city’s municipal code.
0 Comments · Wednesday, April 18, 2012
It all started with a simple grant
proposal by ecovillager Suellyn Shupe at Enright Ridge Urban Eco-Village
in Price Hill to the Alliance for Community Trees (ACT), a national
organization dedicated to improving the environment in cities and
0 Comments · Wednesday, August 3, 2011
The hillside neighborhood that overlooks downtown to the west is making a rebound after years of suffering due to bad policy decisions by bureaucrats. Crime reported in the East, West and Lower Price Hill areas took a steep 20.2 percent drop in the first six months of 2011 compared to the same period a year ago, according to statistics compiled by Cincinnati Police.
Island Flavor To Go In Price Hill
0 Comments · Wednesday, September 29, 2010
So you want to bring something home for dinner but you can’t stand the thought of another pizza or bucket of chicken. You’ve had a million nights like this, right? Or you need a fast lunch but something more flavorful than the usual fast food? I have a great suggestion for you — Caribe Carryout.
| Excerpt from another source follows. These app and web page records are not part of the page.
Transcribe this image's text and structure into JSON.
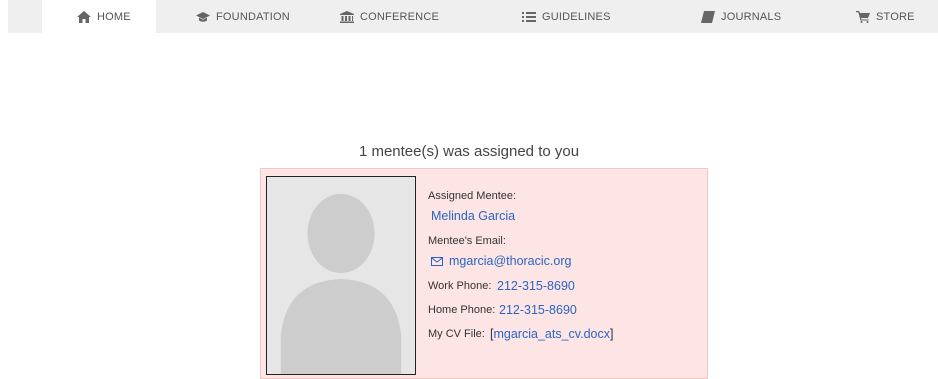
{
  "nav": {
    "items": [
      {
        "label": "HOME",
        "icon": "home-icon"
      },
      {
        "label": "FOUNDATION",
        "icon": "graduation-cap-icon"
      },
      {
        "label": "CONFERENCE",
        "icon": "institution-icon"
      },
      {
        "label": "GUIDELINES",
        "icon": "list-icon"
      },
      {
        "label": "JOURNALS",
        "icon": "book-icon"
      },
      {
        "label": "STORE",
        "icon": "cart-icon"
      }
    ],
    "active_index": 0
  },
  "page": {
    "title": "1 mentee(s) was assigned to you"
  },
  "mentee": {
    "assigned_label": "Assigned Mentee:",
    "name": "Melinda Garcia",
    "email_label": "Mentee's Email:",
    "email": "mgarcia@thoracic.org",
    "work_phone_label": "Work Phone:",
    "work_phone": "212-315-8690",
    "home_phone_label": "Home Phone:",
    "home_phone": "212-315-8690",
    "cv_label": "My CV File:",
    "cv_open_bracket": "[",
    "cv_file": "mgarcia_ats_cv.docx",
    "cv_close_bracket": "]"
  },
  "colors": {
    "card_background": "#fde5e5",
    "link": "#2a65c0",
    "nav_background": "#efefef"
  }
}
0 Comments · Wednesday, December 3, 2008
Every day, each time the "tones drop" and dispatchers set off the alarms in a firehouse, men and women drop what they're doing and come to the aid of their fellow citizens. Many times they're false alarms, but on those occasions when it really matters we're glad they come running with flashing lights and blaring sirens.